Solution: To resolve SIP Timer issues, try adjusting the Min-SE settings on your device.

 

3. Aggressive RTP Silence

In some instances, a VoIP server may read no audio as a failed connection. By searching the media stream (RTP protocol), IP networks only transmit information when an audio signal is present.

Typically, there is enough ambient noise to keep the connection alive; however, muting a call can prompt an error. This can also happen if your device has a silence suppression or voice activity detection (VAD)—which helps save bandwidth, but stops sending audio when the volume falls below its limit.

You’ll know this is your problem when your call drops after a period of silence or extended use of the mute button.

Solution: Alter the silence suppression or VAD settings or dig around to see if your device has a specific configuration for this issue.

 

4. Bad Routing/Proxying of SIP ACK Signals

Session Initiation Protocol (SIP) sets a certain timeout period. In this process, the acknowledged (ACK) signals confirm that the callee’s device has received a final response to an INVITE request.

Typically, the call sets up, connects, and after 10 seconds the audio stops because the request failed to reach the intended destination after the timeout period elapsed.

Solution: This issue is a little more complicated and requires help from an expert to fix a bug in a SIP server. However, if you can find settings on your IP device related to NAT (Network Address Translation), you can tweak it to see if it makes a difference.

 

5. Router SIP ALG Interference

Many of today's commercial routers implement SIP ALG (Application-level gateway) as a default setting by the manufacturer. This feature is intended to prevent some problems caused by router firewalls by inspecting VoIP traffic and modifying it, if necessary.

While ALG can help solve NAT problems, in many cases it is implemented poorly and actually causes problems by corrupting information and making it unreadable.

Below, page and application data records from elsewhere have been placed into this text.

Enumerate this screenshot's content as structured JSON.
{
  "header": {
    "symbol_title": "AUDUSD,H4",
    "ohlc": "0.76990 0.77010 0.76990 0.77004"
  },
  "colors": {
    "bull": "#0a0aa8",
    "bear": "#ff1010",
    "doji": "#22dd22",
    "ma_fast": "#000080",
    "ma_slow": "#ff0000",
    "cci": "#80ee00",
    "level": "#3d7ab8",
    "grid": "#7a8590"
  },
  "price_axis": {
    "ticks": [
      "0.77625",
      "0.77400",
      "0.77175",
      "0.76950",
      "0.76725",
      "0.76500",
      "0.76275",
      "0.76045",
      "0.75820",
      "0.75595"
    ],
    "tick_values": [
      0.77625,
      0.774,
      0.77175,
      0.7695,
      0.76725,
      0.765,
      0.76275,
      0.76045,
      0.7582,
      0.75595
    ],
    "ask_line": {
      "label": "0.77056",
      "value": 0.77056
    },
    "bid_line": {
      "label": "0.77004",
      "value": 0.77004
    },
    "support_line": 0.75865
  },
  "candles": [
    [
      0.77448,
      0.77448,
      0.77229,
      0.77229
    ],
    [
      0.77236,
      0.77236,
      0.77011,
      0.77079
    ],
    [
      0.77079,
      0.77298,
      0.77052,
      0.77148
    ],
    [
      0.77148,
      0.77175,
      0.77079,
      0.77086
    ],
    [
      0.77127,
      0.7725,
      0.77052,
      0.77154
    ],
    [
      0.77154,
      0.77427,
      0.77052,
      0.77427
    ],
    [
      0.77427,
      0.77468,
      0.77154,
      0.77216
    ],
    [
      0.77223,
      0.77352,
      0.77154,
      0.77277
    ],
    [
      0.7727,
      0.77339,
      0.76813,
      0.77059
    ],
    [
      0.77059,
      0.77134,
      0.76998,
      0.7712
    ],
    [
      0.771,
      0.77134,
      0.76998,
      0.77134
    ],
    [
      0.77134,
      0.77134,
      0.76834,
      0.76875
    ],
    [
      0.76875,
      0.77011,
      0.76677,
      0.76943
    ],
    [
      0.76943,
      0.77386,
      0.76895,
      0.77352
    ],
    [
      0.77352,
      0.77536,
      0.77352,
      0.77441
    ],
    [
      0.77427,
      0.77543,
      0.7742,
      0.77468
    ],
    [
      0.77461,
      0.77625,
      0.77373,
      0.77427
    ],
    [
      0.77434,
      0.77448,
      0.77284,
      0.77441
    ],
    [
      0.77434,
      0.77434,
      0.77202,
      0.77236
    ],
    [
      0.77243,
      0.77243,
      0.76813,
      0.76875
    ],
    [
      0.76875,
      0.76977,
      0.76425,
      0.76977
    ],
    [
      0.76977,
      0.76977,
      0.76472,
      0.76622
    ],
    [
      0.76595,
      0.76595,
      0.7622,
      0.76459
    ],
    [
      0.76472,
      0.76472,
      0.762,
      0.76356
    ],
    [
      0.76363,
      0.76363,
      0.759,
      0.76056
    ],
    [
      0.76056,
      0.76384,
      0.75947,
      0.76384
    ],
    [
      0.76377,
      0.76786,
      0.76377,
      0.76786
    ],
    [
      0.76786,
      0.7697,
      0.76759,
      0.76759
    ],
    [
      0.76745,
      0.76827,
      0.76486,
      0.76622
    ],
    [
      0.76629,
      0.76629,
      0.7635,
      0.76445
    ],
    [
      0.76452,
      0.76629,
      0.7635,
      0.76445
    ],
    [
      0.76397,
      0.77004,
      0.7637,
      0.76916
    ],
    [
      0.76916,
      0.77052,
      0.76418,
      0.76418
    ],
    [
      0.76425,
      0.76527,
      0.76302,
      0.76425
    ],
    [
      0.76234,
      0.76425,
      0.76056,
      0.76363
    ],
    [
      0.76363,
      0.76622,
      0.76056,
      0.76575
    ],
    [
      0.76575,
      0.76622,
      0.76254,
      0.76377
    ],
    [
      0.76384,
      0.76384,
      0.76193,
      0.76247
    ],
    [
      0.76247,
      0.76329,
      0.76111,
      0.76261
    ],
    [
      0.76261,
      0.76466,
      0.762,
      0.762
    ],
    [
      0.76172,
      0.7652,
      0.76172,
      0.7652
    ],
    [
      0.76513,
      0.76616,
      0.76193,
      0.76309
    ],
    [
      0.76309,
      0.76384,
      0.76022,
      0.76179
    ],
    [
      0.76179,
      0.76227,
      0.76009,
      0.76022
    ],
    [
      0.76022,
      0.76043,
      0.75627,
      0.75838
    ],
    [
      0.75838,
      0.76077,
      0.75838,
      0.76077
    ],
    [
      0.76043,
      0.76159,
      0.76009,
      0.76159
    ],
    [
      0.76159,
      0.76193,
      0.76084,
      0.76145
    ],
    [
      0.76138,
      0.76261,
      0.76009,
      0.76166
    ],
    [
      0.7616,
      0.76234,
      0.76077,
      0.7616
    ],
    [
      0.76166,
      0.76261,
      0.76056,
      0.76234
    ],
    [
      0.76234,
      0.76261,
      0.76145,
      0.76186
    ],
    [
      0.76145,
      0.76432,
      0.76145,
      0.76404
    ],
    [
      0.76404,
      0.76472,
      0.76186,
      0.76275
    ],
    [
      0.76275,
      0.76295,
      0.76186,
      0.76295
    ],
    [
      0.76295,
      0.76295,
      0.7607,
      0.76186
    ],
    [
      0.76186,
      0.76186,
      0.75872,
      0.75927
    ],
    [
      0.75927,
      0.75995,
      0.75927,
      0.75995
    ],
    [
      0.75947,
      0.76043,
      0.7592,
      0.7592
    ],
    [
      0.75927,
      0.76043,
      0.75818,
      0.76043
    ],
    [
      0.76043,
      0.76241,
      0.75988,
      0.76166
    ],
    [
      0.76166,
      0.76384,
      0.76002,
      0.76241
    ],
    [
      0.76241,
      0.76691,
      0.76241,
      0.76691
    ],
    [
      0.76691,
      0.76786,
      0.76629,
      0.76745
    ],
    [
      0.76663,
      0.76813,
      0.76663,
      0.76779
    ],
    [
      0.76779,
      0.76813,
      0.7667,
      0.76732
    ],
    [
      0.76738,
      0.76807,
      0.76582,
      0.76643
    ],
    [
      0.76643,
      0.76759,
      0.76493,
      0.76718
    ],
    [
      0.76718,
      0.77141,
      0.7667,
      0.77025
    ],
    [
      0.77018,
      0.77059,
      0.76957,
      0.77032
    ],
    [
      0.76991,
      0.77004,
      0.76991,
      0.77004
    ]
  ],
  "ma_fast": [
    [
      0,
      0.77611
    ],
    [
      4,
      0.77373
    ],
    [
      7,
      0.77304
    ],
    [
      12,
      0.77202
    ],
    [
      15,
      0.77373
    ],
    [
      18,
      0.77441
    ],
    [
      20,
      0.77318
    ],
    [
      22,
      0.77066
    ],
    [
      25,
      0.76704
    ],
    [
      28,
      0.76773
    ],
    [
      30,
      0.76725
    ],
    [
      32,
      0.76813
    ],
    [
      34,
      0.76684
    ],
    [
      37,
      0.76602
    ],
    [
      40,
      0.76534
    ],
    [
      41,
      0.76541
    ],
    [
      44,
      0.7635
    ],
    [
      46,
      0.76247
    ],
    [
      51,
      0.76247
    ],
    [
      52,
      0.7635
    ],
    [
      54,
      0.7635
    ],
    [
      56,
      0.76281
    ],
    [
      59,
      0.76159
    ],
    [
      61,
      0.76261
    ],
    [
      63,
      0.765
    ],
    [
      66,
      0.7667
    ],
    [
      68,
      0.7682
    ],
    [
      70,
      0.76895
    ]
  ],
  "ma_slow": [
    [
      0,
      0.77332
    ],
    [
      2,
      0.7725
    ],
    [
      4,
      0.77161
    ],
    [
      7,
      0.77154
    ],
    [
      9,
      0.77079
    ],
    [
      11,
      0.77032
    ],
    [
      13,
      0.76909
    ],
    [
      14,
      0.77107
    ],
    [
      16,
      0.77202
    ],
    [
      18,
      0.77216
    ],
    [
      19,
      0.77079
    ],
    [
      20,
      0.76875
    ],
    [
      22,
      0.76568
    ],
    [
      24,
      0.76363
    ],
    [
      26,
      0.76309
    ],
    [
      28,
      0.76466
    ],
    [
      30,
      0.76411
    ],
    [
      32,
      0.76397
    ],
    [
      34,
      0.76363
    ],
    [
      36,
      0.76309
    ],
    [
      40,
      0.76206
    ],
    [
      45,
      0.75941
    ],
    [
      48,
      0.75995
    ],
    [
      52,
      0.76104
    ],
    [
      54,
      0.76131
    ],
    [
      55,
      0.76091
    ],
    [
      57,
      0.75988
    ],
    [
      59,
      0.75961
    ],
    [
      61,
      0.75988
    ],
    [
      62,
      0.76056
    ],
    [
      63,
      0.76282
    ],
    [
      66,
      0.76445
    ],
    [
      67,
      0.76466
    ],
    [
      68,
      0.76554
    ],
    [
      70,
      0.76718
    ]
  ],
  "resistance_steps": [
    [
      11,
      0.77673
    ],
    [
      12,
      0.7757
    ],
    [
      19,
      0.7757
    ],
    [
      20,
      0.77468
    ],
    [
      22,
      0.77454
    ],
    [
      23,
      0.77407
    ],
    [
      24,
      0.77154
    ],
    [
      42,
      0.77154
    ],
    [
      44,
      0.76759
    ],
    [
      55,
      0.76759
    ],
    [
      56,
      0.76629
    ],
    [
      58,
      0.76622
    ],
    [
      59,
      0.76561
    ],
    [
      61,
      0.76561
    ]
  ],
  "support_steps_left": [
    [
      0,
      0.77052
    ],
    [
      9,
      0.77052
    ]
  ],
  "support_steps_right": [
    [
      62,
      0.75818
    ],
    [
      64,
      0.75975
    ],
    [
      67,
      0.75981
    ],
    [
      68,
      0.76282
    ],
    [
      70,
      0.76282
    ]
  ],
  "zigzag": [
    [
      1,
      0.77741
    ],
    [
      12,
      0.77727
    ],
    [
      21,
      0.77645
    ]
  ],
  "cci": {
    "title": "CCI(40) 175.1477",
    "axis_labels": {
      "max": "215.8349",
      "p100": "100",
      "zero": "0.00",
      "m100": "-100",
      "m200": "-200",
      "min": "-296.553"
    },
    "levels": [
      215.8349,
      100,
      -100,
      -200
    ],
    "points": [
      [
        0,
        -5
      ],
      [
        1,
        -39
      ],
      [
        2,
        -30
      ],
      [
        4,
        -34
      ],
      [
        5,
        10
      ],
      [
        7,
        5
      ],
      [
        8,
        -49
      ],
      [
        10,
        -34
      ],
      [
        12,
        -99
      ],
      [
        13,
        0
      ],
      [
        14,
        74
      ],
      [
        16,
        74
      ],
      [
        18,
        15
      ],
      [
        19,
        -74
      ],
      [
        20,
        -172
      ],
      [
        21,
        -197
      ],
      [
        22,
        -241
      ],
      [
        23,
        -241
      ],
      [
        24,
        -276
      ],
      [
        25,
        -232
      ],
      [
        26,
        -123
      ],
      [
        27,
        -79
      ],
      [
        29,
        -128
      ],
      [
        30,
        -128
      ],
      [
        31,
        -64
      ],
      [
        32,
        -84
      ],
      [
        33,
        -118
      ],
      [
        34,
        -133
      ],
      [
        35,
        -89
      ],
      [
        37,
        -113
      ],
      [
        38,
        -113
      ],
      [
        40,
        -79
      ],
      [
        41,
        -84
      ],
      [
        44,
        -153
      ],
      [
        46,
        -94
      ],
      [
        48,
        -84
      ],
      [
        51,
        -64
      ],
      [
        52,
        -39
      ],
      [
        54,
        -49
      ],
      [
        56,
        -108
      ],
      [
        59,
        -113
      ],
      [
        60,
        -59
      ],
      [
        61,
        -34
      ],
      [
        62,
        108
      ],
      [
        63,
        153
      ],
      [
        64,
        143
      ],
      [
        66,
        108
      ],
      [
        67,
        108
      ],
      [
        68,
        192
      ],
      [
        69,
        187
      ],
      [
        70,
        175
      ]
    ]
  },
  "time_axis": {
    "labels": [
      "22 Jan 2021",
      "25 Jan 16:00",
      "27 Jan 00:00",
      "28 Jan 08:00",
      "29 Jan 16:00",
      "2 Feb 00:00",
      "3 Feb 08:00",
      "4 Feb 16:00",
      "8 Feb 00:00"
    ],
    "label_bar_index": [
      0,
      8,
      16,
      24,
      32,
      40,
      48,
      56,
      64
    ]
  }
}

Ultimately, it can cause your incoming calls to fail.

Solution: If you experience this, check your router settings and turn SIP ALG off if it is enabled.

 

Takeaways

These issues can be managed or eliminated with TEC products such as VoIP Advantage and TEC Flex.

If your VoIP products need improvement, call TEC at (800) 832-2515. We’re experts at installing and managing VoIP Hosted Solutions for businesses.